For the human race has not naturally derived corruption through its descent from Adam; but that result is rather to be traced to the appointment of God, who, as he had adorned the whole nature of mankind with most excellent endowments in one man, so in the same man he again denuded it. But now, from the time in which we were corrupted in Adam, we do not bear the punishment of another’s offense, but are guilty by our own fault.

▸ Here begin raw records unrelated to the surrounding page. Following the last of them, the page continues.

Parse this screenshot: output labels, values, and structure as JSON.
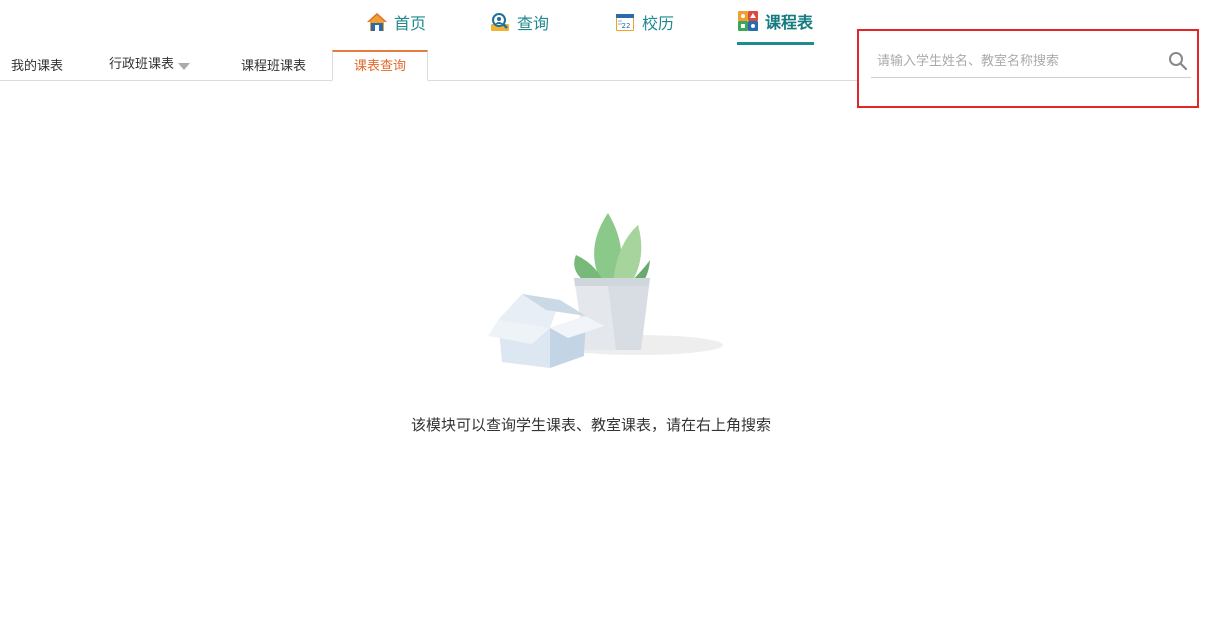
{
  "top_nav": {
    "items": [
      {
        "label": "首页",
        "icon": "home-icon"
      },
      {
        "label": "查询",
        "icon": "search-person-icon"
      },
      {
        "label": "校历",
        "icon": "calendar-icon"
      },
      {
        "label": "课程表",
        "icon": "schedule-icon",
        "active": true
      }
    ]
  },
  "sub_tabs": {
    "items": [
      {
        "label": "我的课表"
      },
      {
        "label": "行政班课表"
      },
      {
        "label": "课程班课表"
      },
      {
        "label": "课表查询",
        "active": true
      }
    ]
  },
  "search": {
    "placeholder": "请输入学生姓名、教室名称搜索",
    "value": ""
  },
  "empty_state": {
    "message": "该模块可以查询学生课表、教室课表，请在右上角搜索"
  },
  "colors": {
    "accent": "#1f8a8f",
    "active_tab": "#e36a2c",
    "highlight_box": "#e0262b"
  }
}
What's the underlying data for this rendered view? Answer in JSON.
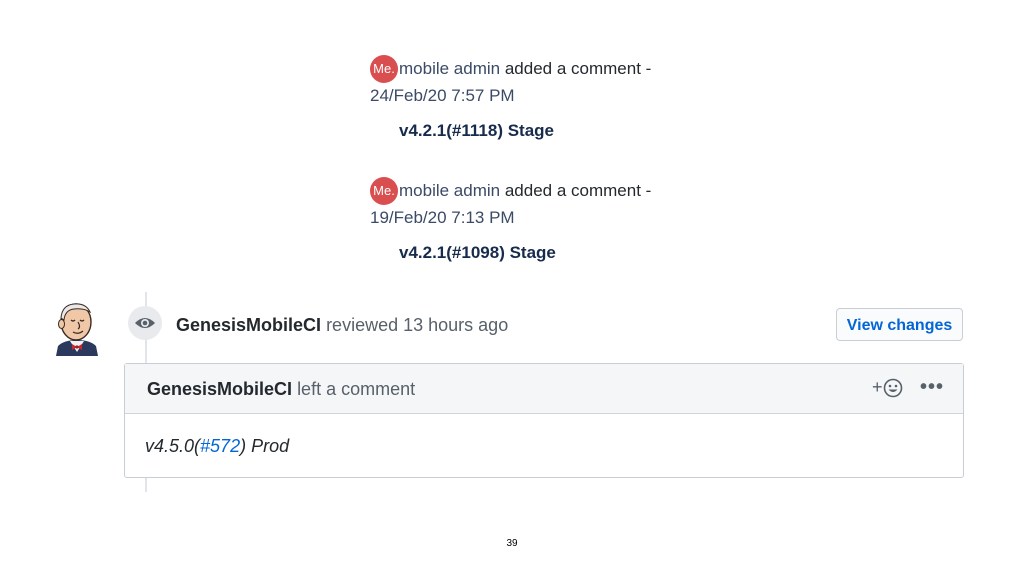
{
  "comments": [
    {
      "avatar_initials": "Me.",
      "author": "mobile admin",
      "action": "added a comment -",
      "date": "24/Feb/20 7:57 PM",
      "body": "v4.2.1(#1118) Stage"
    },
    {
      "avatar_initials": "Me.",
      "author": "mobile admin",
      "action": "added a comment -",
      "date": "19/Feb/20 7:13 PM",
      "body": "v4.2.1(#1098) Stage"
    }
  ],
  "review": {
    "reviewer": "GenesisMobileCI",
    "action": "reviewed",
    "time": "13 hours ago",
    "view_changes_label": "View changes",
    "comment_author": "GenesisMobileCI",
    "comment_action": "left a comment",
    "reaction_plus": "+",
    "menu_dots": "•••",
    "body_prefix": "v4.5.0(",
    "body_link": "#572",
    "body_suffix": ") Prod"
  },
  "page_number": "39",
  "colors": {
    "avatar_bg": "#d94f4f",
    "link": "#0366d6",
    "header_bg": "#f4f6f8"
  },
  "icons": [
    "eye-icon",
    "smiley-icon",
    "jenkins-avatar"
  ]
}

A question is mooted by some, concerning the time of this fall, or rather ruin. The opinion has been pretty generally received, that they fell on the day they were created; and, therefore Augustine writes, that they stood only for six hours. The conjecture of others, that the temptation was delayed by Satan till the Sabbath, in order to profane that sacred day, is but weak. And certainly, by instances like these, all pious persons are admonished sparingly to indulge themselves in doubtful speculations. As for myself, since I have nothing to assert positively respecting the time, so I think it may be gathered from the narration of Moses, that they did not long retain the dignity they had received; for as soon as he has said they were created, he passes, without the mention of any other thing, to their fall. If Adam had lived but a moderate space of time with his wife, the blessing of God would not have been unfruitful in the production of offspring; but Moses intimates that they were deprived of God’s benefits before they had become accustomed to use them. I therefore readily subscribe to the exclamation of Augustine, ‘O wretched freewill, which, while yet entire, had so little stability!’ And, to say no more respecting the shortness of the time, the admonition of Bernard is worthy of remembrance: ‘Since we read that a fall so dreadful took place in Paradise, what shall we do on the dunghill?’ At the same time, we must keep in memory by what pretext they were led into this delusion so fatal to themselves, and to all their posterity. Plausible was the adulation of Satan, ‘Ye shall know good and evil;’ but that knowledge was therefore accursed, because it was sought in preference to the favor of God. Wherefore, unless we wish, of our own accord, to fasten the same snares upon ourselves, let us learn entirely to depend upon the sole will of God, whom we acknowledge as the Author of all good. And, since the Scripture everywhere admonishes us of our nakedness and poverty, and declares that we may recover in Christ what we have lost in Adams let us, renouncing all self-confidence, offer ourselves empty to Christ, that he may fill us with his own riches.

VIEWNAME is study